Try it: Pictures aside, write every record out again word for word.
+++
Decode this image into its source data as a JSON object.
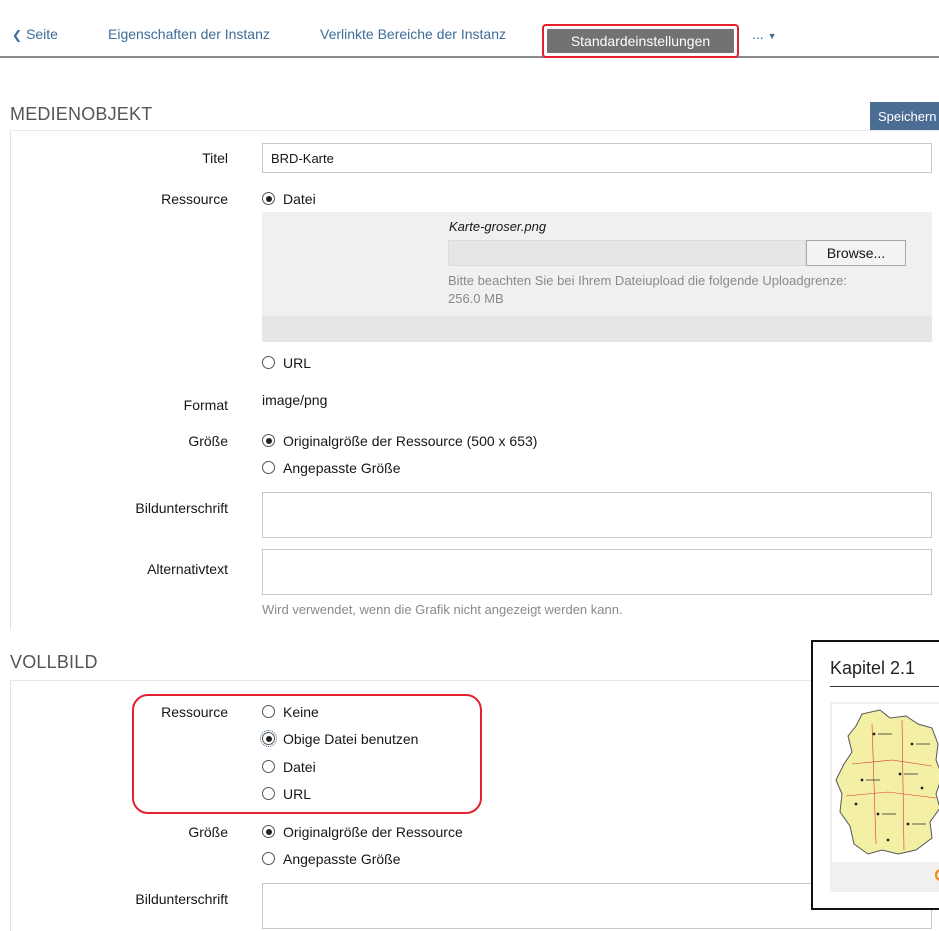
{
  "tabs": {
    "back": "Seite",
    "properties": "Eigenschaften der Instanz",
    "linked_areas": "Verlinkte Bereiche der Instanz",
    "defaults": "Standardeinstellungen",
    "more": "..."
  },
  "media_section": {
    "title": "MEDIENOBJEKT",
    "save_button": "Speichern",
    "title_label": "Titel",
    "title_value": "BRD-Karte",
    "resource_label": "Ressource",
    "resource_file": "Datei",
    "current_filename": "Karte-groser.png",
    "browse_button": "Browse...",
    "upload_hint": "Bitte beachten Sie bei Ihrem Dateiupload die folgende Uploadgrenze:",
    "upload_limit": "256.0 MB",
    "resource_url": "URL",
    "format_label": "Format",
    "format_value": "image/png",
    "size_label": "Größe",
    "size_original": "Originalgröße der Ressource (500 x 653)",
    "size_custom": "Angepasste Größe",
    "caption_label": "Bildunterschrift",
    "caption_value": "",
    "alt_label": "Alternativtext",
    "alt_value": "",
    "alt_hint": "Wird verwendet, wenn die Grafik nicht angezeigt werden kann."
  },
  "fullscreen_section": {
    "title": "VOLLBILD",
    "resource_label": "Ressource",
    "opt_none": "Keine",
    "opt_use_above": "Obige Datei benutzen",
    "opt_file": "Datei",
    "opt_url": "URL",
    "size_label": "Größe",
    "size_original": "Originalgröße der Ressource",
    "size_custom": "Angepasste Größe",
    "caption_label": "Bildunterschrift",
    "caption_value": ""
  },
  "preview": {
    "title": "Kapitel 2.1"
  },
  "colors": {
    "link": "#3f6c99",
    "active_tab": "#727272",
    "save_button": "#4c6d93",
    "highlight": "#e3202e",
    "map_fill": "#f3f0a6"
  }
}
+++
Reply to the task:
Decode this image into its source data as a JSON object.
{
  "tabs": {
    "back": "Seite",
    "properties": "Eigenschaften der Instanz",
    "linked_areas": "Verlinkte Bereiche der Instanz",
    "defaults": "Standardeinstellungen",
    "more": "..."
  },
  "media_section": {
    "title": "MEDIENOBJEKT",
    "save_button": "Speichern",
    "title_label": "Titel",
    "title_value": "BRD-Karte",
    "resource_label": "Ressource",
    "resource_file": "Datei",
    "current_filename": "Karte-groser.png",
    "browse_button": "Browse...",
    "upload_hint": "Bitte beachten Sie bei Ihrem Dateiupload die folgende Uploadgrenze:",
    "upload_limit": "256.0 MB",
    "resource_url": "URL",
    "format_label": "Format",
    "format_value": "image/png",
    "size_label": "Größe",
    "size_original": "Originalgröße der Ressource (500 x 653)",
    "size_custom": "Angepasste Größe",
    "caption_label": "Bildunterschrift",
    "caption_value": "",
    "alt_label": "Alternativtext",
    "alt_value": "",
    "alt_hint": "Wird verwendet, wenn die Grafik nicht angezeigt werden kann."
  },
  "fullscreen_section": {
    "title": "VOLLBILD",
    "resource_label": "Ressource",
    "opt_none": "Keine",
    "opt_use_above": "Obige Datei benutzen",
    "opt_file": "Datei",
    "opt_url": "URL",
    "size_label": "Größe",
    "size_original": "Originalgröße der Ressource",
    "size_custom": "Angepasste Größe",
    "caption_label": "Bildunterschrift",
    "caption_value": ""
  },
  "preview": {
    "title": "Kapitel 2.1"
  },
  "colors": {
    "link": "#3f6c99",
    "active_tab": "#727272",
    "save_button": "#4c6d93",
    "highlight": "#e3202e",
    "map_fill": "#f3f0a6"
  }
}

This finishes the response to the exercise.